|International Classification||G11B5/596, G11B5/012, G11B21/24, G11B20/00, G11B5/49, G11B33/10, G11B5/56, G11B5/455, G11B19/00|
|Cooperative Classification||G11B21/24, G11B19/00, G11B5/012, G11B33/10, G11B5/59627, G11B20/00086, G11B20/00586, G11B5/56, G11B2220/2508, G11B5/455|
|European Classification||G11B20/00P6B, G11B5/596E, G11B21/24, G11B33/10, G11B20/00P, G11B19/00, G11B5/455, G11B5/56, G11B5/012|
|Oct 25, 1984||AS||Assignment|
Owner name: VERBATIM CORPORATION, 323 SOQUEL WAY, SUNNYVALE, C
Free format text: ASSIGNMENT OF ASSIGNORS INTEREST.;ASSIGNOR:STURTEVANT-STUART, RONALD M.;REEL/FRAME:004329/0437
Effective date: 19841012
|Dec 18, 1989||FPAY||Fee payment|
Year of fee payment: 4
|Jan 14, 1994||FPAY||Fee payment|
Year of fee payment: 8
|Mar 17, 1998||REMI||Maintenance fee reminder mailed|
|Aug 23, 1998||LAPS||Lapse for failure to pay maintenance fees|

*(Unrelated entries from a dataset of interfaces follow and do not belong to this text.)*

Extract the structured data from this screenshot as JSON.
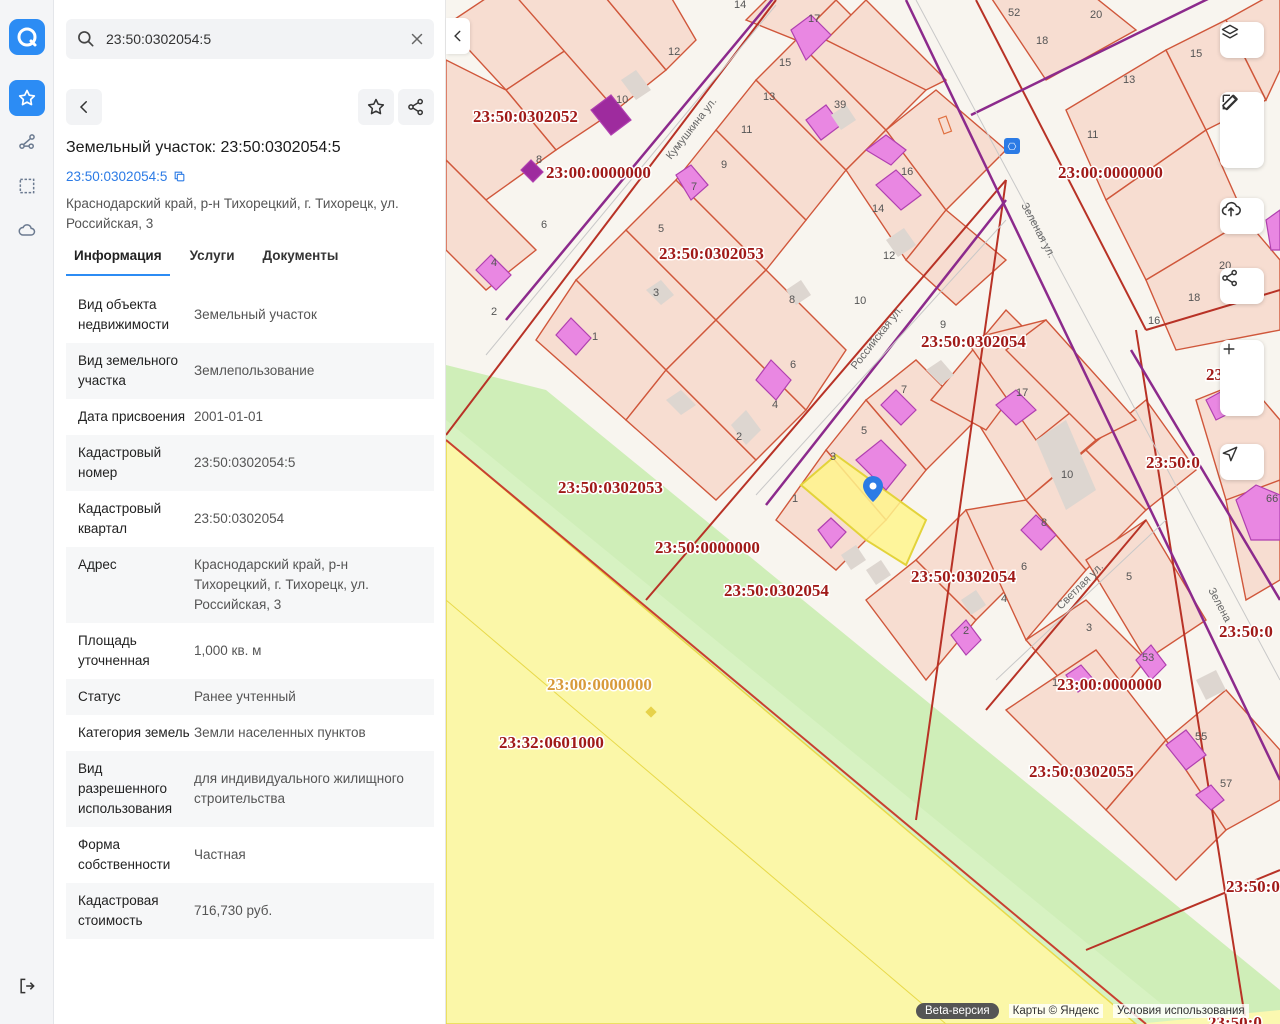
{
  "search": {
    "value": "23:50:0302054:5",
    "placeholder": ""
  },
  "object": {
    "title": "Земельный участок: 23:50:0302054:5",
    "cad_link": "23:50:0302054:5",
    "address": "Краснодарский край, р-н Тихорецкий, г. Тихорецк, ул. Российская, 3"
  },
  "tabs": [
    {
      "label": "Информация"
    },
    {
      "label": "Услуги"
    },
    {
      "label": "Документы"
    }
  ],
  "info": [
    {
      "key": "Вид объекта недвижимости",
      "value": "Земельный участок"
    },
    {
      "key": "Вид земельного участка",
      "value": "Землепользование"
    },
    {
      "key": "Дата присвоения",
      "value": "2001-01-01"
    },
    {
      "key": "Кадастровый номер",
      "value": "23:50:0302054:5"
    },
    {
      "key": "Кадастровый квартал",
      "value": "23:50:0302054"
    },
    {
      "key": "Адрес",
      "value": "Краснодарский край, р-н Тихорецкий, г. Тихорецк, ул. Российская, 3"
    },
    {
      "key": "Площадь уточненная",
      "value": "1,000 кв. м"
    },
    {
      "key": "Статус",
      "value": "Ранее учтенный"
    },
    {
      "key": "Категория земель",
      "value": "Земли населенных пунктов"
    },
    {
      "key": "Вид разрешенного использования",
      "value": "для индивидуального жилищного строительства"
    },
    {
      "key": "Форма собственности",
      "value": "Частная"
    },
    {
      "key": "Кадастровая стоимость",
      "value": "716,730 руб."
    }
  ],
  "map": {
    "labels": [
      "23:50:0302052",
      "23:00:0000000",
      "23:50:0302053",
      "23:00:0000000",
      "23:50:0302054",
      "23:50:0302053",
      "23:50:0000000",
      "23:50:0302054",
      "23:50:0302054",
      "23:00:0000000",
      "23:32:0601000",
      "23:00:0000000",
      "23:50:0302055",
      "23:50:0",
      "23:50:0",
      "23:50:0",
      "23:50:0",
      "23:50:0"
    ],
    "streets": [
      "Кумушкина ул.",
      "Российская ул.",
      "Зеленая ул.",
      "Светлая ул.",
      "Зелена"
    ],
    "house_numbers": [
      "14",
      "12",
      "10",
      "8",
      "6",
      "4",
      "2",
      "17",
      "15",
      "13",
      "11",
      "9",
      "7",
      "5",
      "3",
      "1",
      "39",
      "16",
      "14",
      "12",
      "10",
      "8",
      "6",
      "4",
      "2",
      "9",
      "7",
      "5",
      "3",
      "1",
      "17",
      "10",
      "8",
      "6",
      "4",
      "2",
      "52",
      "20",
      "18",
      "15",
      "13",
      "11",
      "20",
      "18",
      "16",
      "3",
      "5",
      "1",
      "53",
      "55",
      "57",
      "66"
    ]
  },
  "attribution": {
    "beta": "Beta-версия",
    "maps": "Карты © Яндекс",
    "terms": "Условия использования"
  },
  "colors": {
    "accent": "#2c8cf4",
    "parcel_line": "#d0573b",
    "label_red": "#a01a18",
    "highlight": "#fff58c"
  }
}
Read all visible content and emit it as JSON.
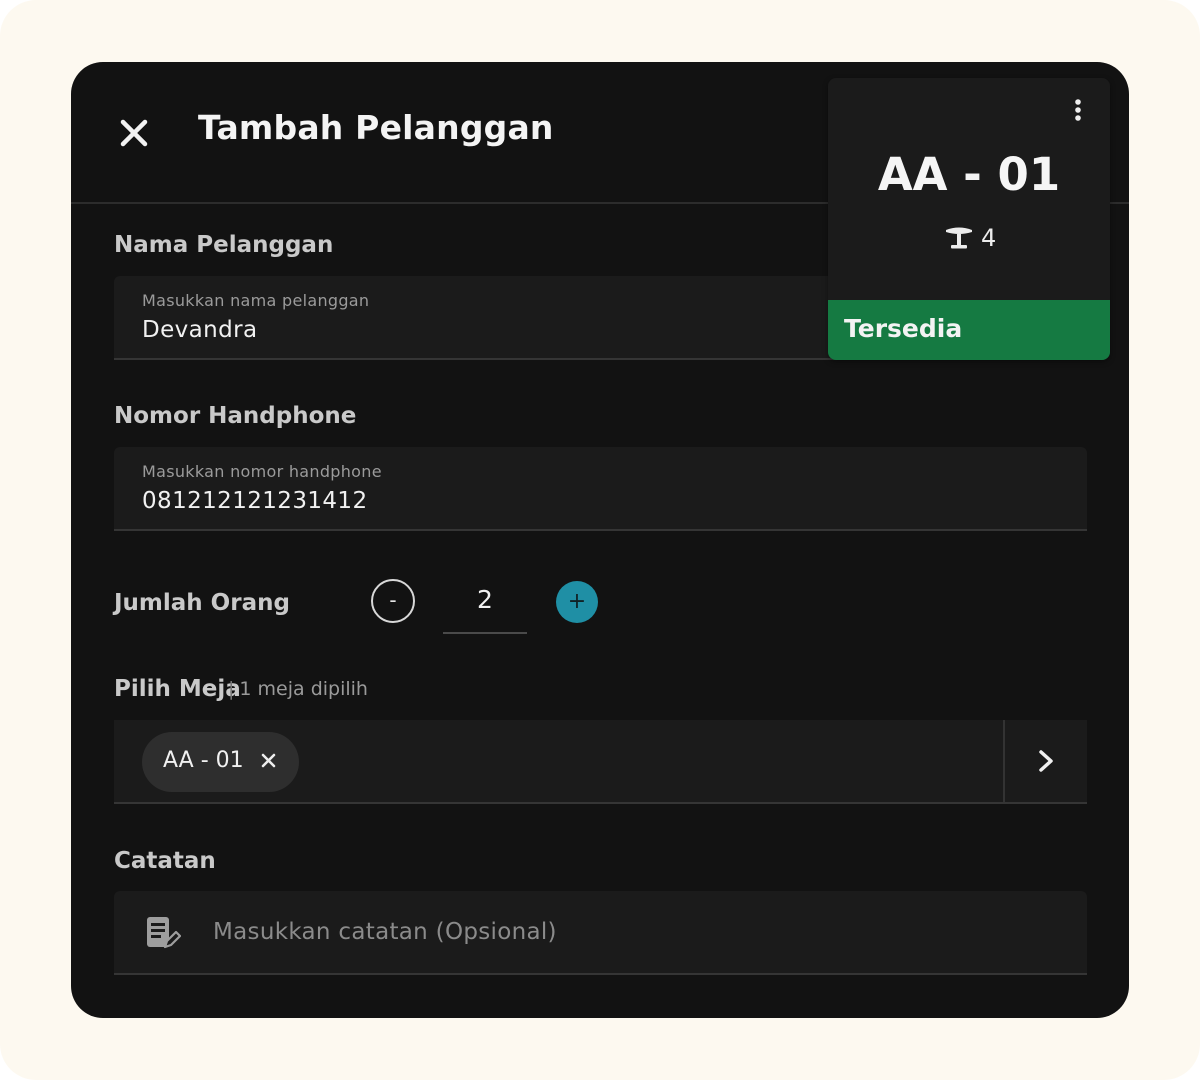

|Nov 3, 1998||FP||Expired due to failure to pay maintenance fee|
Effective date: 19980826